The routine hospital-assigned ICD-9-CM database codings for total joint surgery are inaccurate, according to a study of the charts of 99 consecutive total joint surgery patients at Fitzsimons Army Medical Center, Aurora, Colo. The study, presented in scientific paper 398 Saturday, casts doubt on the validity of electronic databases that are frequently used as research tools and for health policy decisions.
Two independent reviewers used the same ICD-9-CM coding as the medical technicians at the time the patients were discharged. The reviewers identified 83 percent and 65 percent of the possible diagnoses, while medical records technicians reported 28 percent of the complete diagnoses. The reviewers identified 78 percent and 79 percent of the procedures performed; the technicians, 36 percent.
William T. Pace, MD, one of the co-authors of the study, observed that ICD-9-CM codings are broadly defined so that multiple procedures, diagnoses, and complications can be coded with the same number.
"Such broad definitions are not helpful for research purposes and require greater discretion and individual judgment by the medical records technicians than is usually acceptable for clinical research," he said. "This weakens the accuracy of any results that are obtained."
The study said the conclusions drawn from electronic databases "are probably intrinsically flawed because the information contained in the databases are frequently inaccurate and incomplete with respect to diagnoses, procedure performed, and complications.

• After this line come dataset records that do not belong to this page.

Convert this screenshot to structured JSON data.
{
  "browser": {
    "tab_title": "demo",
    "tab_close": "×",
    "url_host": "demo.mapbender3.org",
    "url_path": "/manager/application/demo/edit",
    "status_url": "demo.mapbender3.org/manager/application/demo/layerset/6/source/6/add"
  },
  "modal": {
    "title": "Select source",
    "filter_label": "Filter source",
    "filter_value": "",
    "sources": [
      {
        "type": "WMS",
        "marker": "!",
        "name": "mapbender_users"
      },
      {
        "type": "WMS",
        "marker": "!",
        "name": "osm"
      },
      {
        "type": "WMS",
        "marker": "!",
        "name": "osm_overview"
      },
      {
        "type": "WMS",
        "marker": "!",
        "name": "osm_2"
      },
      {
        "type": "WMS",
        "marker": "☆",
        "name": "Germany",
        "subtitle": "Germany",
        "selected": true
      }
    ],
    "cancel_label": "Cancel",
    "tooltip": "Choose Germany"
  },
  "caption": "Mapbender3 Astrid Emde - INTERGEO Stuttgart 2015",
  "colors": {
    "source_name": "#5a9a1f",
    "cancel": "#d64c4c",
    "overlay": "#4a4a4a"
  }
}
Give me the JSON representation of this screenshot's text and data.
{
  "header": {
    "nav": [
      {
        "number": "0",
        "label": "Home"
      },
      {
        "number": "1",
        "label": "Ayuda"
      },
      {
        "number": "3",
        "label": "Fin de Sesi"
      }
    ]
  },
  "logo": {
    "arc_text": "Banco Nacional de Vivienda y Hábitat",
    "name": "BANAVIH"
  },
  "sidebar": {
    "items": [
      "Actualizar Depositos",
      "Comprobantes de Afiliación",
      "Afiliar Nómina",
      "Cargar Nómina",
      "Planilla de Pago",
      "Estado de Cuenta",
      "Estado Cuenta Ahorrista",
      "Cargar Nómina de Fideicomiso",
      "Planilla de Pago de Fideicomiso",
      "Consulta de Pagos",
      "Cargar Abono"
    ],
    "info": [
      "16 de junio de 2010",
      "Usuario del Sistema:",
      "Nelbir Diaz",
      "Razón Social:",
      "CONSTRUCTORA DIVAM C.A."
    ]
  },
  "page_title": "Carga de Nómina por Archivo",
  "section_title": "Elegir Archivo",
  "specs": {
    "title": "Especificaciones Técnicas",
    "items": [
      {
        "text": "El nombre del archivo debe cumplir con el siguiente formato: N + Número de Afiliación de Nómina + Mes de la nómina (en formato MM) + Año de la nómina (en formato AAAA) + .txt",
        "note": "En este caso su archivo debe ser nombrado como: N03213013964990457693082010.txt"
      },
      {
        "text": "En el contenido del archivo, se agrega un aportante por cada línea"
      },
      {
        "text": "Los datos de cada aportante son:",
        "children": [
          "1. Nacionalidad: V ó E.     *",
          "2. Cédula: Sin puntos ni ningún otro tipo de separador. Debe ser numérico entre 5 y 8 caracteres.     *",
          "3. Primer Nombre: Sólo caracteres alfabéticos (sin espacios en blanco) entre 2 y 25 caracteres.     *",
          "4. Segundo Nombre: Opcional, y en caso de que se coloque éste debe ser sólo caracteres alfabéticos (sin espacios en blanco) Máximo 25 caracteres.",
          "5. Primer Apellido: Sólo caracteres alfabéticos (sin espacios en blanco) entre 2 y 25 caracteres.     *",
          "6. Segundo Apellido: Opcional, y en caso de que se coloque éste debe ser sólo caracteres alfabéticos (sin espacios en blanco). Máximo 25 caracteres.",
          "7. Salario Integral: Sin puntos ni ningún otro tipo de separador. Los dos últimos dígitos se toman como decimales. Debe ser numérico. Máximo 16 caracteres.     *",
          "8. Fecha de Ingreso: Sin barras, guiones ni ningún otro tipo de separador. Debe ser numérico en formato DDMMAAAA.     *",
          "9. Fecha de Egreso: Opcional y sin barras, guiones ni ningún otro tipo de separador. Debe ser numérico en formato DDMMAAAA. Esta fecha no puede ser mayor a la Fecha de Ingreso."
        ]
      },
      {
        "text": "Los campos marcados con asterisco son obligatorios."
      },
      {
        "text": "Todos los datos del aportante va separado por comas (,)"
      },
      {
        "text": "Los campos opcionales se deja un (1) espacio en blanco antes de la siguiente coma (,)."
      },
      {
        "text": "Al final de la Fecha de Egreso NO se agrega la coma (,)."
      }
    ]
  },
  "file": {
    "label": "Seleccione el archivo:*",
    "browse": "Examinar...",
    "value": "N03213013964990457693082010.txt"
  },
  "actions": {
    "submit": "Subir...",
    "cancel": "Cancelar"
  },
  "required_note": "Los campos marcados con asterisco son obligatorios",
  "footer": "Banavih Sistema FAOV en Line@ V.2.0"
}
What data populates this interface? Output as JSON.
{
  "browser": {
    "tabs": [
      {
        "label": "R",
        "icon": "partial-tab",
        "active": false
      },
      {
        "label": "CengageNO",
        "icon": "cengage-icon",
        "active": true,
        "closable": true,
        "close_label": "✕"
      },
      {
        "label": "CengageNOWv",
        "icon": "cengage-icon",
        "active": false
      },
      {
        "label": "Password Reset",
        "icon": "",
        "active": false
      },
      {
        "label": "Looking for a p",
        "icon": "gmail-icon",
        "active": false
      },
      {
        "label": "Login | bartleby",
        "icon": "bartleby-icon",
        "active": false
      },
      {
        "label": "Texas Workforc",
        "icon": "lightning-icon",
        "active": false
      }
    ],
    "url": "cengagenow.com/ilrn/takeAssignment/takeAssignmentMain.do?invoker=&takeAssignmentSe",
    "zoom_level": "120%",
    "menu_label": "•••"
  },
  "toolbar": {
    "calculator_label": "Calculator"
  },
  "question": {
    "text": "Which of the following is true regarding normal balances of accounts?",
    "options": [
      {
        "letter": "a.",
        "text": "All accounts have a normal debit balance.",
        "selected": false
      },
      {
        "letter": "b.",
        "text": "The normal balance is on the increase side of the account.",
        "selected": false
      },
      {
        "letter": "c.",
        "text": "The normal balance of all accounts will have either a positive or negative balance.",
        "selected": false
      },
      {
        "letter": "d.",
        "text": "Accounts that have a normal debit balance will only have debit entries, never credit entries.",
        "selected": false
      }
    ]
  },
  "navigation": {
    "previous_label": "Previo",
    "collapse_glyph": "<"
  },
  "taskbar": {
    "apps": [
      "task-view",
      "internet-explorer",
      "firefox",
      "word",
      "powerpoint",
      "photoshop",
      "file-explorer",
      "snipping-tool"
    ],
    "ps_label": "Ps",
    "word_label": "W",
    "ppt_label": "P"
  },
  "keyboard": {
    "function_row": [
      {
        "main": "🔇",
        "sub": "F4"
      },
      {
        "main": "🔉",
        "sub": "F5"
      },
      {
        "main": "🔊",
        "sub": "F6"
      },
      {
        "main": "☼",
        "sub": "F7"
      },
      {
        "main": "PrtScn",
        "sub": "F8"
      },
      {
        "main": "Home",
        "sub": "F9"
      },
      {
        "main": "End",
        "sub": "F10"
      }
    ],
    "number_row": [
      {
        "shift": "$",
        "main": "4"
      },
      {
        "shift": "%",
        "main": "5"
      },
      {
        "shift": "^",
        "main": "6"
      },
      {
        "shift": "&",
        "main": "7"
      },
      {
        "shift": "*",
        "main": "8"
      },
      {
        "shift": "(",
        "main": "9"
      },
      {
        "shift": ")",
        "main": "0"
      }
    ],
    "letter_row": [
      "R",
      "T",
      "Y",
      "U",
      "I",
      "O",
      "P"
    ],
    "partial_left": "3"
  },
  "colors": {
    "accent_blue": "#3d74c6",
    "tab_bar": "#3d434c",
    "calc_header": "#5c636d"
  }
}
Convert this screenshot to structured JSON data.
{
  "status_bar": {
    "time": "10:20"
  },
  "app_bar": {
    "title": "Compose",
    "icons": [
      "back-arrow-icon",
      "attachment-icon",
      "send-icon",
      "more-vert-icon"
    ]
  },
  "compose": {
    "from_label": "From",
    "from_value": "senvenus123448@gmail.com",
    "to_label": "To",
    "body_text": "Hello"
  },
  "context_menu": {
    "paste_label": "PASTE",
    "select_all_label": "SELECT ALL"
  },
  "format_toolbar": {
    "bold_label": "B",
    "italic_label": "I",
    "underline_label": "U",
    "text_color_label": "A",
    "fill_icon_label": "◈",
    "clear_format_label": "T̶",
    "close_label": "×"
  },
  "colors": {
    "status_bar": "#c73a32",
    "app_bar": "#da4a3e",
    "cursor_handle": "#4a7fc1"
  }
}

This has important implications for everyone in the health care system including patients, physicians, hospitals, and society as a whole because such information is used to form the current health care policy."
The co-authors of the study-all of Fitzsimons Army Medical Center-are Dr. Pace and Lori E. Harrington, MD, orthopaedic residents; and Howard M. Place, MD, is chief, spine surgery.
|1996 Academy News Index|
Last modified 27/September/1996